- **GIVEN DATA**:
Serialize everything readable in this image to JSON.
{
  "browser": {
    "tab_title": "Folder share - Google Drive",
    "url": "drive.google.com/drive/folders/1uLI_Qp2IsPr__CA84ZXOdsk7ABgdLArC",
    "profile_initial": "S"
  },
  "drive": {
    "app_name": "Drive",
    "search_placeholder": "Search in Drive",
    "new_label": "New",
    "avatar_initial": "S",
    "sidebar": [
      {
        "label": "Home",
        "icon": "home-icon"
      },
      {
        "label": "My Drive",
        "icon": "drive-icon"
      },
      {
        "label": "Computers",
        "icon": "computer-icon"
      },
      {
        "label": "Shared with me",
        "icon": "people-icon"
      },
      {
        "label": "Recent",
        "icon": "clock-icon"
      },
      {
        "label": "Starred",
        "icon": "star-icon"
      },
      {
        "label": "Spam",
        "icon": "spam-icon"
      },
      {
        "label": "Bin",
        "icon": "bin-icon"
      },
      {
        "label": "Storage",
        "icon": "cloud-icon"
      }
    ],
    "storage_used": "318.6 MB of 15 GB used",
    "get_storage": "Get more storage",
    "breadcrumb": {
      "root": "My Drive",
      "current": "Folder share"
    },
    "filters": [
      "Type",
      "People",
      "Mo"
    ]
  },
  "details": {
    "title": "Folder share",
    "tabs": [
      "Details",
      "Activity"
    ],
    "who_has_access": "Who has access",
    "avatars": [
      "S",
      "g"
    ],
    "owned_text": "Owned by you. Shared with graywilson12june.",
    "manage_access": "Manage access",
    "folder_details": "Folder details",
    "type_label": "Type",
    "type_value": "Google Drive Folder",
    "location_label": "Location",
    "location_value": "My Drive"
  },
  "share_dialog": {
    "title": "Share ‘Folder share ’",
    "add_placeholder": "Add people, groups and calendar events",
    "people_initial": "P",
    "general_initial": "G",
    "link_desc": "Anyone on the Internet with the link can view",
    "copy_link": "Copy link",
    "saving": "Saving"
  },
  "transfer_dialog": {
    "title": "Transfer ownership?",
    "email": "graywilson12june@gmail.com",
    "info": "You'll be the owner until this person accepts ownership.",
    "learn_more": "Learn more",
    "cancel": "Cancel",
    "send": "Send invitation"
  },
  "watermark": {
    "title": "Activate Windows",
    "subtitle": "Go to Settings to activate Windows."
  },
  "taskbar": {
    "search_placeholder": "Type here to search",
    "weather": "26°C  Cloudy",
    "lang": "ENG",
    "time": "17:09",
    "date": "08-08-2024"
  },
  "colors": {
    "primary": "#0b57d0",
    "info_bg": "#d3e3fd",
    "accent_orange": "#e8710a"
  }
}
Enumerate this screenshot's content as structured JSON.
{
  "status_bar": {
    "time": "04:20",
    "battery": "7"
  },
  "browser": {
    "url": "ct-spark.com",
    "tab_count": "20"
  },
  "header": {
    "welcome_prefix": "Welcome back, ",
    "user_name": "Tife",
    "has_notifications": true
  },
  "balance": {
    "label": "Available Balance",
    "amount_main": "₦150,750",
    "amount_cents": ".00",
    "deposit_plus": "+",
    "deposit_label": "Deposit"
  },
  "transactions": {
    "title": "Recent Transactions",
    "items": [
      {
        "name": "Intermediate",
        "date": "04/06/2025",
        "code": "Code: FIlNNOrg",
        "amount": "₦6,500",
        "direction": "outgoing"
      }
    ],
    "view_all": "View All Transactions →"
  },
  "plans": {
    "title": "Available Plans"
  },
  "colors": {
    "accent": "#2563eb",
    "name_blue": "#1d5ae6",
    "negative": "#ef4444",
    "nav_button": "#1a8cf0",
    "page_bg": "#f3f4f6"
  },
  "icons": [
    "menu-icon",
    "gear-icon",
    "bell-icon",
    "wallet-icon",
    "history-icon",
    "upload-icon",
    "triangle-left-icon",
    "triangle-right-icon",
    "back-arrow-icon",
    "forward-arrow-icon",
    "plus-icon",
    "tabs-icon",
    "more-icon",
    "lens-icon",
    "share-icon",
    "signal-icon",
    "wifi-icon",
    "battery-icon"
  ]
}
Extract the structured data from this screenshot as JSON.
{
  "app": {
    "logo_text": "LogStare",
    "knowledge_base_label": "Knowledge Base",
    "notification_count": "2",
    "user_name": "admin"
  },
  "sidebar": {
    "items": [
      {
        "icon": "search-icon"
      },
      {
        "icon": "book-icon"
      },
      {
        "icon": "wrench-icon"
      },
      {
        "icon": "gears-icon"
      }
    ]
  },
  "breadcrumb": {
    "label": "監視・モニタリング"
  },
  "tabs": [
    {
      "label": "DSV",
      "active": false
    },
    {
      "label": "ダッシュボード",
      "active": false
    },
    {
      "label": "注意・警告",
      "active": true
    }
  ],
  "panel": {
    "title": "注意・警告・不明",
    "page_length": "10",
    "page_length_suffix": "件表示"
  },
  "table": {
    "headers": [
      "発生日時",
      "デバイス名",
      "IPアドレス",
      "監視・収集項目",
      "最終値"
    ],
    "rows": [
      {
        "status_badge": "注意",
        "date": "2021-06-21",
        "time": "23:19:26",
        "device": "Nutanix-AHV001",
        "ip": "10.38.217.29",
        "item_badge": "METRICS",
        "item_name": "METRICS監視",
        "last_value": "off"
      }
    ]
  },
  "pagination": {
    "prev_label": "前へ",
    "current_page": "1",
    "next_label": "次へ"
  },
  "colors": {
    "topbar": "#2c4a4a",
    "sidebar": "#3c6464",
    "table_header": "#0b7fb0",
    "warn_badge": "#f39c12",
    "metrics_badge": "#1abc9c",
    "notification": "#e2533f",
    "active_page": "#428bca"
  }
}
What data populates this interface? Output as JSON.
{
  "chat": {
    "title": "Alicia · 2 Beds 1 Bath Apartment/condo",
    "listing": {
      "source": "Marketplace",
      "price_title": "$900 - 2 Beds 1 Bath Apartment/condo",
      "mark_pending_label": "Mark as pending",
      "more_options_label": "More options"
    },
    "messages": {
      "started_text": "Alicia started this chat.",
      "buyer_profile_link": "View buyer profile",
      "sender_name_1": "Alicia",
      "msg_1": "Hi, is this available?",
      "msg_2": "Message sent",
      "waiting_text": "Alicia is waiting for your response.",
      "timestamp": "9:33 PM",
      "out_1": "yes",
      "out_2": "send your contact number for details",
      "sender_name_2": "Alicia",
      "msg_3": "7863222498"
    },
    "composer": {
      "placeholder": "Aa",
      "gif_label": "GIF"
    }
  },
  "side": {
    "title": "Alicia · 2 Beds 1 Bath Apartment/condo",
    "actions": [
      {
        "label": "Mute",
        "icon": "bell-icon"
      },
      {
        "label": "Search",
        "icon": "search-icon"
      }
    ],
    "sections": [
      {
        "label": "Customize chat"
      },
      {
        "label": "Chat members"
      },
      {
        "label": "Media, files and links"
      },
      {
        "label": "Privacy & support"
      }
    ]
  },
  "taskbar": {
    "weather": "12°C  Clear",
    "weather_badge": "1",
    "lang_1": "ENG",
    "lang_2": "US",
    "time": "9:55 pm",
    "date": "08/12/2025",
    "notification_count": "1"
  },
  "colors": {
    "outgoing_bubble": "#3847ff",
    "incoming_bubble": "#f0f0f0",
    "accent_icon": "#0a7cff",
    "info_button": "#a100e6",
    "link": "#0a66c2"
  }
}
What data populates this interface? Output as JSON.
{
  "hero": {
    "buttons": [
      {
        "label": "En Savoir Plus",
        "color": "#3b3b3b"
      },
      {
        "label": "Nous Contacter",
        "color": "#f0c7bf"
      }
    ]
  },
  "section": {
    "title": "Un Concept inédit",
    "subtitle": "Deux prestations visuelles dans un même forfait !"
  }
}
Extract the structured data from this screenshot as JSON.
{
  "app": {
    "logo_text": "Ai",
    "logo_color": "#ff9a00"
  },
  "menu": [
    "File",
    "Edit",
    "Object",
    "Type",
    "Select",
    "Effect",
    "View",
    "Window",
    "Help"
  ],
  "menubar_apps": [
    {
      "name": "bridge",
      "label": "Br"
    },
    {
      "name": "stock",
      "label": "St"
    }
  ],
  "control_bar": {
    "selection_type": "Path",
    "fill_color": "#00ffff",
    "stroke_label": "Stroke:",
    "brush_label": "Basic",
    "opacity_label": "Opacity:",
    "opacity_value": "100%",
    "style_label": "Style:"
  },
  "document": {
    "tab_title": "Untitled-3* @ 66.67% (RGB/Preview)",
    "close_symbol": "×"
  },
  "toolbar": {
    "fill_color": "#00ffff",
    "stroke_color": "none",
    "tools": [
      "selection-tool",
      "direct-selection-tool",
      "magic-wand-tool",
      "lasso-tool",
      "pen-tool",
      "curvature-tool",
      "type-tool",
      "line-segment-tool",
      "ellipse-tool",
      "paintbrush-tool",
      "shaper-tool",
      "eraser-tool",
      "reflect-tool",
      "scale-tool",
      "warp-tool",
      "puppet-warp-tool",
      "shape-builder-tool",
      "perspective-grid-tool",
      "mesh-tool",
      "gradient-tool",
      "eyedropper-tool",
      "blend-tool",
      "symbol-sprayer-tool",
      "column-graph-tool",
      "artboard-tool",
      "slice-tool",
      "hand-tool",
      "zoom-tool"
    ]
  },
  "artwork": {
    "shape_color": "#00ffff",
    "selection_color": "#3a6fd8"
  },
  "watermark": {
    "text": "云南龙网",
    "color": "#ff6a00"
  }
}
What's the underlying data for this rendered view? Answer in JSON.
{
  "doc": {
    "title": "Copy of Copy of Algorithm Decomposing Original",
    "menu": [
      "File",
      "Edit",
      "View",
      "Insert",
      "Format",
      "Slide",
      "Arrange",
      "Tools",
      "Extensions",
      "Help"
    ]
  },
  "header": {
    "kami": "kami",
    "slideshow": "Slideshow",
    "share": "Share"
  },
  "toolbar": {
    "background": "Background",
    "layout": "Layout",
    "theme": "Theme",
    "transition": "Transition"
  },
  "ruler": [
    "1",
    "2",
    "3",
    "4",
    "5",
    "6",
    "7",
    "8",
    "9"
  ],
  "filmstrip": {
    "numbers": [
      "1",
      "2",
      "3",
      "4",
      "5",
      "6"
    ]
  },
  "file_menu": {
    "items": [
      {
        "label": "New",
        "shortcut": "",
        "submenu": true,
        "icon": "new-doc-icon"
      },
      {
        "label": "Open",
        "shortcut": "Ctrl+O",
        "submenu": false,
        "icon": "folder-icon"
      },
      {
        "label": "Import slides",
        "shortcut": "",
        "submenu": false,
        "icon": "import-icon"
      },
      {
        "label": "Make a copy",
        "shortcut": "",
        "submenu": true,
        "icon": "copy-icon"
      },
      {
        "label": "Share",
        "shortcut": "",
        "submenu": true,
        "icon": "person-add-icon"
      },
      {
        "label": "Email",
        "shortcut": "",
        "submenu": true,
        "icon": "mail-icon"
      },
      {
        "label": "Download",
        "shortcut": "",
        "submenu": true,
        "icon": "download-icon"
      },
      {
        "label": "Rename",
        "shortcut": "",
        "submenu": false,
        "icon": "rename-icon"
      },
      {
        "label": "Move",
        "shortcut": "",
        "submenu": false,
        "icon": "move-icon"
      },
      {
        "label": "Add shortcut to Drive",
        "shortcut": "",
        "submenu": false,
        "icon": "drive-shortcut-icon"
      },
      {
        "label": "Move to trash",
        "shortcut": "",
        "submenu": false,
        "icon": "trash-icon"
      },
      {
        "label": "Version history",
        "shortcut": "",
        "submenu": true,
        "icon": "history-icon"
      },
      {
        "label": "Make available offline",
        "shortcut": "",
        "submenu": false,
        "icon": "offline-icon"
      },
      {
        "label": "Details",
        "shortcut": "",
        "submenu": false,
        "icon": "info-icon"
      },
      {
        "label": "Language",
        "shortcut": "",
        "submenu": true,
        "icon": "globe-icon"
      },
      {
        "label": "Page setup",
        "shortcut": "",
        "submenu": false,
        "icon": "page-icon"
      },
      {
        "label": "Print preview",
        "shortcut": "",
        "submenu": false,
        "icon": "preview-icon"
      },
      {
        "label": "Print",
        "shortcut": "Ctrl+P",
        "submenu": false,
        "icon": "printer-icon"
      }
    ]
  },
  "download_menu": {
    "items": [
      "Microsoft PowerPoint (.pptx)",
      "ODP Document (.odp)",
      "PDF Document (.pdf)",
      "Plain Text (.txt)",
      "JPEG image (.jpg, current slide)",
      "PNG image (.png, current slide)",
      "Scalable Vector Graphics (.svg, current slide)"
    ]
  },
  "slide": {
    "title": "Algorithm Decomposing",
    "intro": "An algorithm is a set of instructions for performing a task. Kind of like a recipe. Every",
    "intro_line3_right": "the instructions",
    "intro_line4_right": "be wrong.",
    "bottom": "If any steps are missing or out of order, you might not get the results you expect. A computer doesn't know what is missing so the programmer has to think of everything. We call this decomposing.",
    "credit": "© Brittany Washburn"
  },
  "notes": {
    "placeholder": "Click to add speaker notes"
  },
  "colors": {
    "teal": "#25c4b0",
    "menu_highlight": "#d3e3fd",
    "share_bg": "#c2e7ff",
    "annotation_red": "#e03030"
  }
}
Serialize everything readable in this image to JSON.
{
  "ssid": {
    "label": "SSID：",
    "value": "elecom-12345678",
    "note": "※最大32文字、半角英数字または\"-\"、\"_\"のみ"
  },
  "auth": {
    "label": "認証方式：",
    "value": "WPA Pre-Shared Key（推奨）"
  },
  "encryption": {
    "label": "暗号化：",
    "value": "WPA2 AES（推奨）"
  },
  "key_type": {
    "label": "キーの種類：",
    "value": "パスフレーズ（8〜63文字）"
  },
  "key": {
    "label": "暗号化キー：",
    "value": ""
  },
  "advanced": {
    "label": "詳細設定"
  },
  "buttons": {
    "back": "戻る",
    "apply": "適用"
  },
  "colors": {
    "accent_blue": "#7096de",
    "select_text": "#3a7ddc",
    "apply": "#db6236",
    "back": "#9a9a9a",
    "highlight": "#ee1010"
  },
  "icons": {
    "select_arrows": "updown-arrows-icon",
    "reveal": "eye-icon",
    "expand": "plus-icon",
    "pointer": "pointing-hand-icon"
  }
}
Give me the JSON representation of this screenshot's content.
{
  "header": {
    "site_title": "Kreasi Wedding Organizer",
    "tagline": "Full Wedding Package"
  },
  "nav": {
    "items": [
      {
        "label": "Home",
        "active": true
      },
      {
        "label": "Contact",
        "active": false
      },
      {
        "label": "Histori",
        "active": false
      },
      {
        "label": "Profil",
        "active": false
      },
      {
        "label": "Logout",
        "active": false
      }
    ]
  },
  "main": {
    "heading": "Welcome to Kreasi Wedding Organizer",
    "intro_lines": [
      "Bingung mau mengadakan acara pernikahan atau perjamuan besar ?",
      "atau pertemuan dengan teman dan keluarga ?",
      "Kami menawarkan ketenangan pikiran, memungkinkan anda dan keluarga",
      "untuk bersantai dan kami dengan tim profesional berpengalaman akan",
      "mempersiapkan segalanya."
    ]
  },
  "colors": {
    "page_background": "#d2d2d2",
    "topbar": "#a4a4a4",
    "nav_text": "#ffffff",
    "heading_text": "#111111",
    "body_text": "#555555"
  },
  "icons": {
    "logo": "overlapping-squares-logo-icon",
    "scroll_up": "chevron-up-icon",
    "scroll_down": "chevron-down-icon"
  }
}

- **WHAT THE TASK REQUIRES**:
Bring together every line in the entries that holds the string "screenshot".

- **ANSWER SPACE**:
Enumerate this screenshot's content as structured JSON.
Extract the structured data from this screenshot as JSON.
Extract the structured data from this screenshot as JSON.
Give me the JSON representation of this screenshot's content.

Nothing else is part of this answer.